Essential New Music: Alasdair Roberts’ “Grief In The Kitchen And Mirth In The Hall” 

A folk song’s enduring appeal may come down to its flexibility. One person’s tall tale is another’s symbolic epic of resistance, and if you can capture the attention of both, you’ve doubled your audience. On “The Wonderful Grey Horse,” Alasdair Roberts relates the saga of a steed who was in the garden when Adam committed a well-known error in judgment, proved his mettle on Noah’s ark and was dunked in the deep blue sea by the captains of Carthage before ending up in Roberts’ hometown of Glasgow, where it turns out that he’s an eternal opponent of Tory rule.

Since the turn of the century, Roberts has chased the truth of myth in song. Sometimes, he writes his own, and others, he delves into the collected folk tunes of Scotland, Ireland and England. While Roberts mixes things up in concert, on record, the twain never meet. Likewise, he tends to switch production from one albun to the next; in 2021, he collaborated with a Norwegian experimental folk group, and in 2018, he was accompanied by electronics. Roberts likes to change things up. Grief In The Kitchen And Mirth In The Hall is his first collection of folk songs in five years and his first LP of solo performances in a longer spell. But since he’s a nimble acoustic guitarist with preternaturally good instincts about how to accompany his own voice, which sports an accent as thick as your best old sweater, Roberts doesn’t really need any help.

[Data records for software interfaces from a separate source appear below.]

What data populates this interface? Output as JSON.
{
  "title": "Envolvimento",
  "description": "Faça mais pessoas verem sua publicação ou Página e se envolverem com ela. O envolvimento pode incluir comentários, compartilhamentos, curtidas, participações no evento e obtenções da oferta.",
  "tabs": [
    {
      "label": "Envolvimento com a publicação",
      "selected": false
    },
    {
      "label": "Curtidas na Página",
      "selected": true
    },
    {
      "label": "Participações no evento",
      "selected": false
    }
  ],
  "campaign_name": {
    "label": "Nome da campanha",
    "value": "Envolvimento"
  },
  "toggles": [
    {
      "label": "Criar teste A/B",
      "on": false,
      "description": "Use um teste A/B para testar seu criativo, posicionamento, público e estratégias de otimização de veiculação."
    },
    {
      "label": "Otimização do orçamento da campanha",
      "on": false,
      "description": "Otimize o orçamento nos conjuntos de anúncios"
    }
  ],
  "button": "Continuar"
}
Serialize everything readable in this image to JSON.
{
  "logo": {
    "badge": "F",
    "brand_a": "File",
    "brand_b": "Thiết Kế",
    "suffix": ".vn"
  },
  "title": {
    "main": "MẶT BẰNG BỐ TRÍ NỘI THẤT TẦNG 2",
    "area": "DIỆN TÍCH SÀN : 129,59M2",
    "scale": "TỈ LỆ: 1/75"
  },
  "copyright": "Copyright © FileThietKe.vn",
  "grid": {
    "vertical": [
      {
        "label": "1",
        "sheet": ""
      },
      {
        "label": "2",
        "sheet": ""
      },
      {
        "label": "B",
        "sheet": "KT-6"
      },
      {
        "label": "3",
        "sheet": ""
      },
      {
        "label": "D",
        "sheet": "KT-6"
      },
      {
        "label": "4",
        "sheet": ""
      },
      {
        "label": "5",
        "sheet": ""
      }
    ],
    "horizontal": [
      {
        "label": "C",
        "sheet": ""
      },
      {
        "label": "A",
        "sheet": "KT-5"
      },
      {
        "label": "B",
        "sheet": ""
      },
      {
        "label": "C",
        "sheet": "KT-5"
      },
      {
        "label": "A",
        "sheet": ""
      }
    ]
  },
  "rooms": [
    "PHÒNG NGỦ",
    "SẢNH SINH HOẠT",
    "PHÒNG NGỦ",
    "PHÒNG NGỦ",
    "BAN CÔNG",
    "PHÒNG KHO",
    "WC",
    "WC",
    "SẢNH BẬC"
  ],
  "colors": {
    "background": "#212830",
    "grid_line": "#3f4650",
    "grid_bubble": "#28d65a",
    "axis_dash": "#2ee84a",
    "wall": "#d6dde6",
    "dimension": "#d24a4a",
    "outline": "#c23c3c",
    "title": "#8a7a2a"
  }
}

And as you may have already intuited from the example of “The Wonderful Grey Horse,” Roberts understands how music can make statements that endure, but also speak to the moment. The individuals who populate these songs may be an old laird done in by a faithless spouse and a jealous neighbor, or a maid who has gotten seven years of servitude after making off with the boss’s silver, but their decisions—and their location at the short end of a long, sharp stick—describe problems of human existence that just don’t go away. So, they endure or they die or, like that wonderful grey horse, they become things of myth, their old tales animated anew by great performances like the ones on Grief In The Kitchen And Mirth In The Hall.

—Bill Meyer